Any shape is similar to another if all corresponding measurements are
in proportion to a constant, called a scaling factor. Similar figures
are such that by zooming in or zooming out of one figure, we obtain a
figure identical to the other figure. Similar figures have the same
Triangles are similar when their angles are the same. (We don't need to
say they are corresponding, because if two angles are the same, the
third one will also be the same, and the sides will be corresponding).
In the diagram below:
ABC is a triangle, and DE is parallel to AB. DEC is therefore similar to ABC. The height of DEC is h1,
and the height of ABC is h. Because they are similar triangles, their
corresponding dimensions are proportional to a scaling factor, so:
For instance, if h=4, h1=2, AB=4 then h1=2/4*2=2, that is it is half the size. Or because h1/h=2/4, the scaling factor is 1/2.
However, the area of the big triangle is 4*4//2=8, and the area of the
smaller triangle is 2*2/2=2. That is, the ratio of the areas is 1:4.
In general, if s is the scaling factor, and DE=b1 and AB=b, then
If A1 is the area of DEC, and A is the area of ABC, then:
Now, because h1/h=b1/b=s, then
Any Similar Figures
The ratio of the areas of any similar figures are in proportion to the scaling factor squared.
Suppose that the two patterns are similar; that is, all their
corresponding dimensions are proportional to the scaling factor, s.
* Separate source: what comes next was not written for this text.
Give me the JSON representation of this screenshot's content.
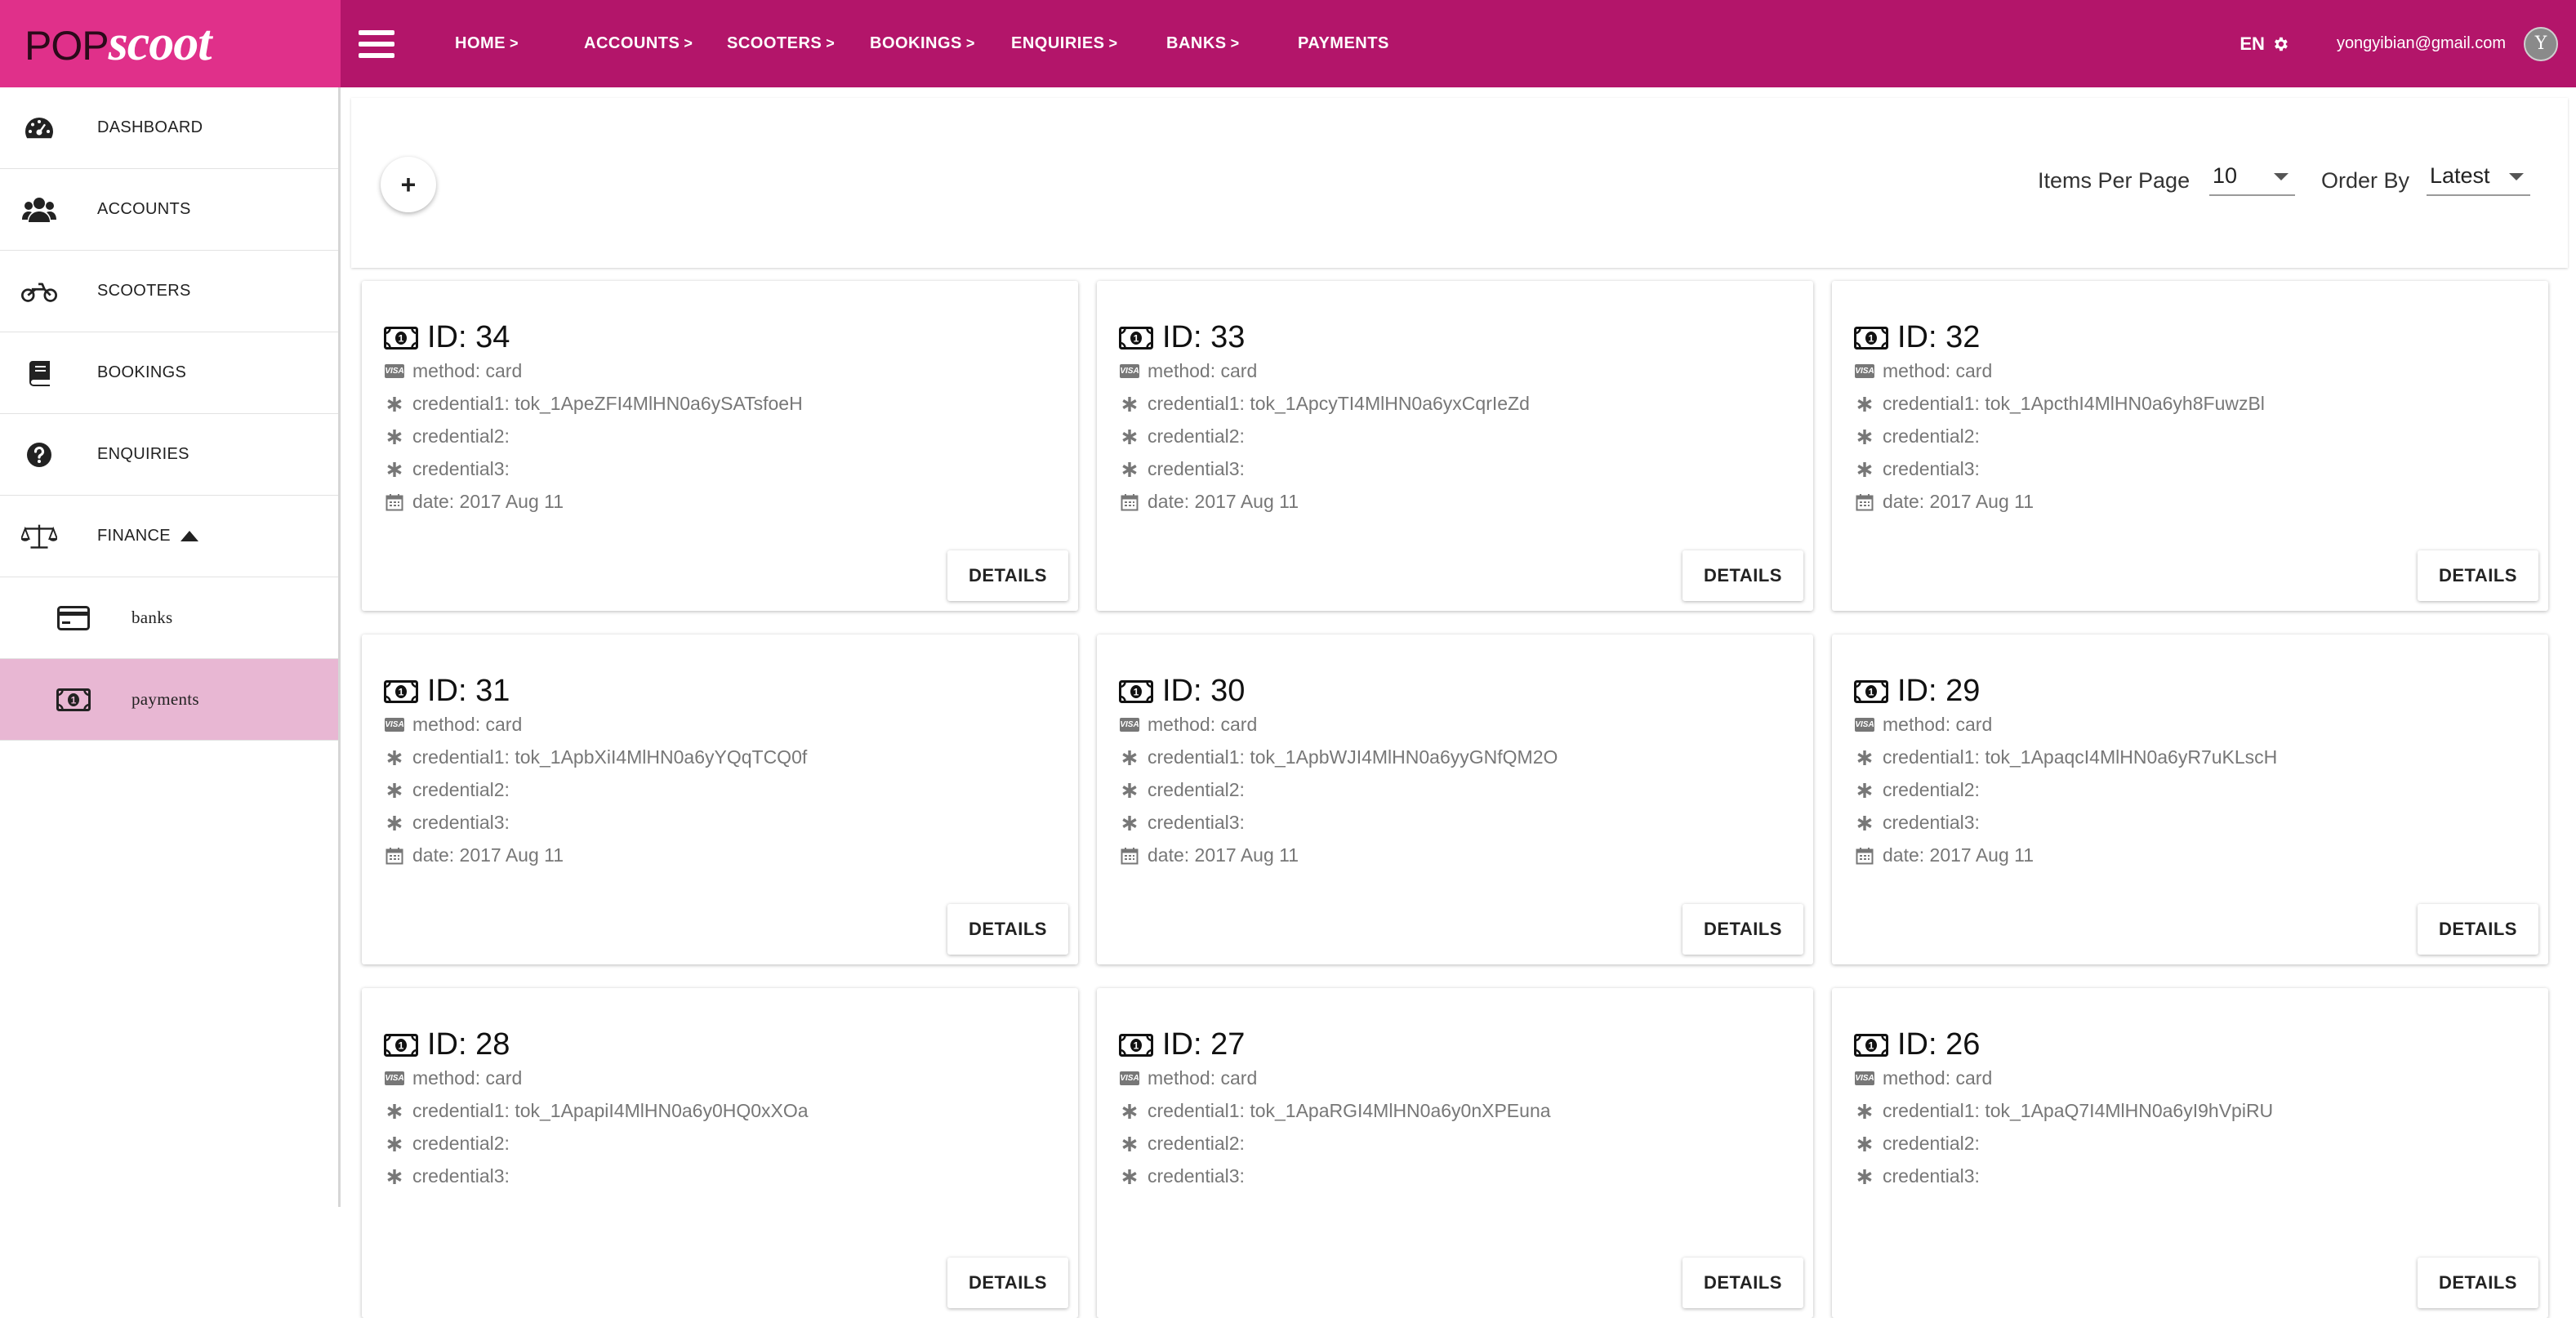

Suppose we represent the areas by small squares (pixels) of side x, so
the area of each square is x2, then the area, A1, covered by
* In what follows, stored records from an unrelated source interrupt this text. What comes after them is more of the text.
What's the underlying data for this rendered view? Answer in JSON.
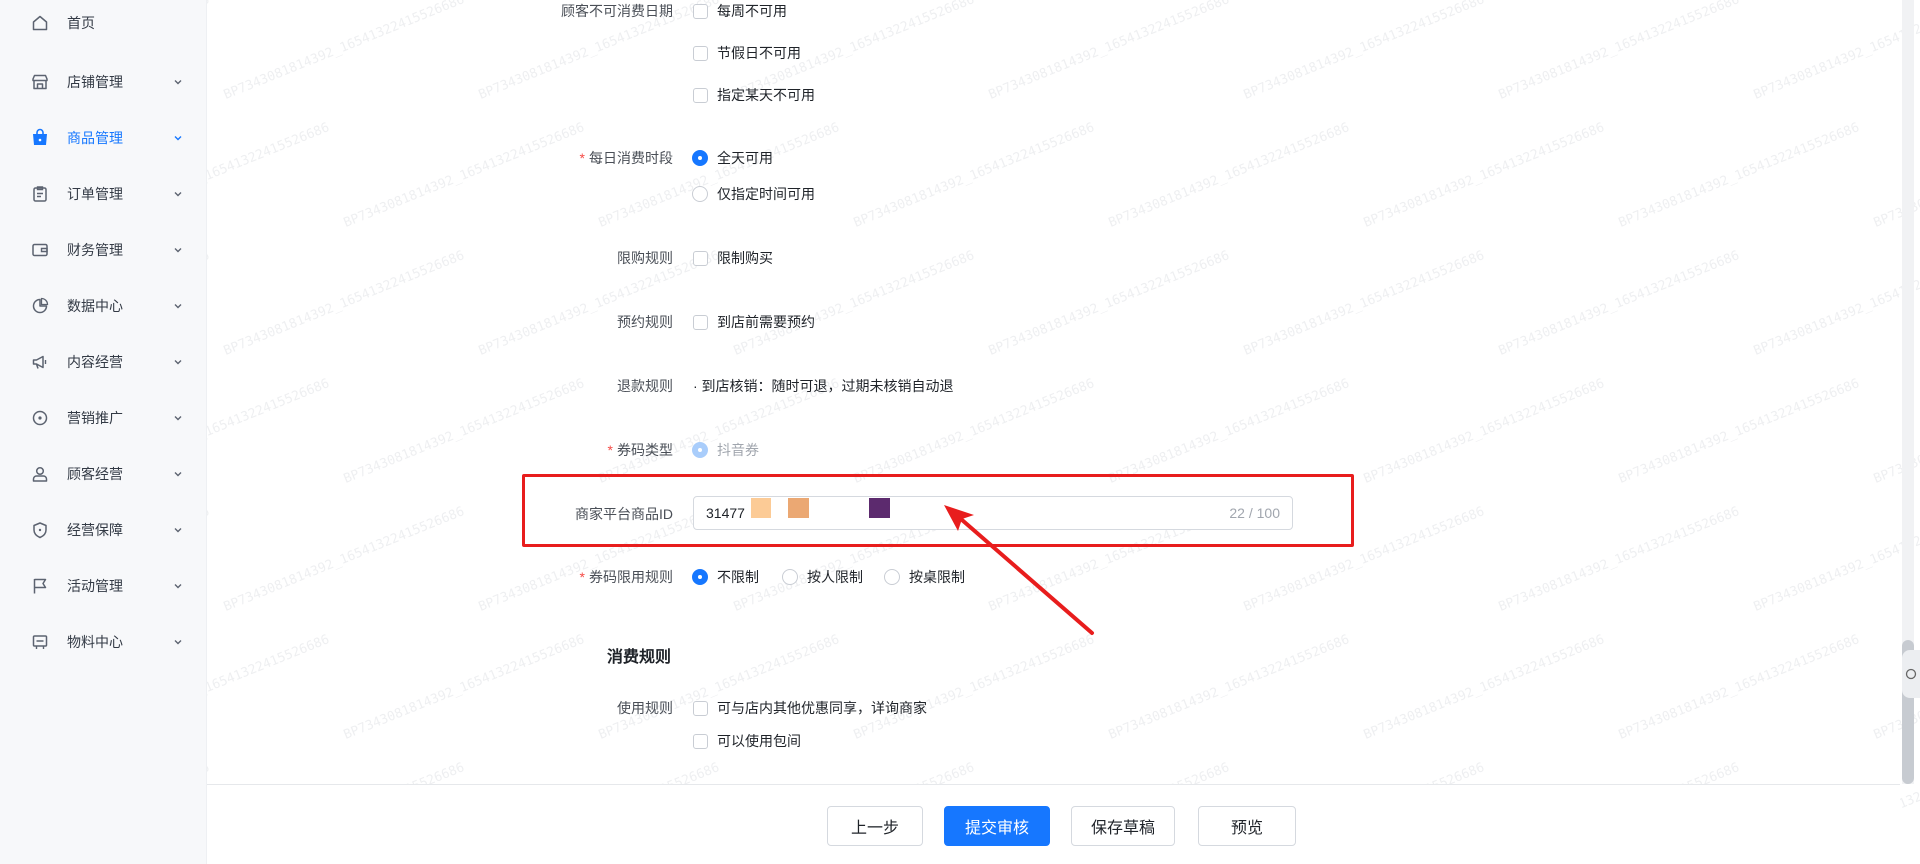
{
  "sidebar": {
    "items": [
      {
        "label": "首页",
        "icon": "home-icon",
        "active": false
      },
      {
        "label": "店铺管理",
        "icon": "store-icon",
        "active": false
      },
      {
        "label": "商品管理",
        "icon": "product-bag-icon",
        "active": true
      },
      {
        "label": "订单管理",
        "icon": "order-clipboard-icon",
        "active": false
      },
      {
        "label": "财务管理",
        "icon": "wallet-icon",
        "active": false
      },
      {
        "label": "数据中心",
        "icon": "pie-chart-icon",
        "active": false
      },
      {
        "label": "内容经营",
        "icon": "megaphone-icon",
        "active": false
      },
      {
        "label": "营销推广",
        "icon": "location-pin-icon",
        "active": false
      },
      {
        "label": "顾客经营",
        "icon": "user-icon",
        "active": false
      },
      {
        "label": "经营保障",
        "icon": "shield-icon",
        "active": false
      },
      {
        "label": "活动管理",
        "icon": "flag-icon",
        "active": false
      },
      {
        "label": "物料中心",
        "icon": "board-icon",
        "active": false
      }
    ]
  },
  "form": {
    "unavailable_dates": {
      "label": "顾客不可消费日期",
      "options": [
        "每周不可用",
        "节假日不可用",
        "指定某天不可用"
      ]
    },
    "daily_time": {
      "required_mark": "*",
      "label": "每日消费时段",
      "options": [
        {
          "label": "全天可用",
          "selected": true
        },
        {
          "label": "仅指定时间可用",
          "selected": false
        }
      ]
    },
    "purchase_limit": {
      "label": "限购规则",
      "option": "限制购买"
    },
    "reservation": {
      "label": "预约规则",
      "option": "到店前需要预约"
    },
    "refund": {
      "label": "退款规则",
      "text": "· 到店核销：随时可退，过期未核销自动退"
    },
    "coupon_type": {
      "required_mark": "*",
      "label": "券码类型",
      "option": "抖音券"
    },
    "merchant_product_id": {
      "label": "商家平台商品ID",
      "value": "31477",
      "counter": "22 / 100"
    },
    "coupon_limit": {
      "required_mark": "*",
      "label": "券码限用规则",
      "options": [
        {
          "label": "不限制",
          "selected": true
        },
        {
          "label": "按人限制",
          "selected": false
        },
        {
          "label": "按桌限制",
          "selected": false
        }
      ]
    },
    "consumption_section_title": "消费规则",
    "usage_rules": {
      "label": "使用规则",
      "options": [
        "可与店内其他优惠同享，详询商家",
        "可以使用包间"
      ]
    }
  },
  "footer": {
    "prev_label": "上一步",
    "submit_label": "提交审核",
    "draft_label": "保存草稿",
    "preview_label": "预览"
  },
  "watermark_text": "BP7343081814392_16541322415526686",
  "colors": {
    "primary": "#1677ff",
    "required": "#f54a45",
    "highlight": "#e81d1d",
    "redact_1": "#fccb96",
    "redact_2": "#eba873",
    "redact_3": "#5c2a6e"
  }
}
one square in one of the similar figures will be covered by an area,
A2, sx*sx in the other figure. We can, of course, make our little
squares so small, they exactly represent the areas. The ratio of the
areas, A1 and A2 is therefore:
And any similar figures, or patterns are therefore proportional to the scaling factor squared.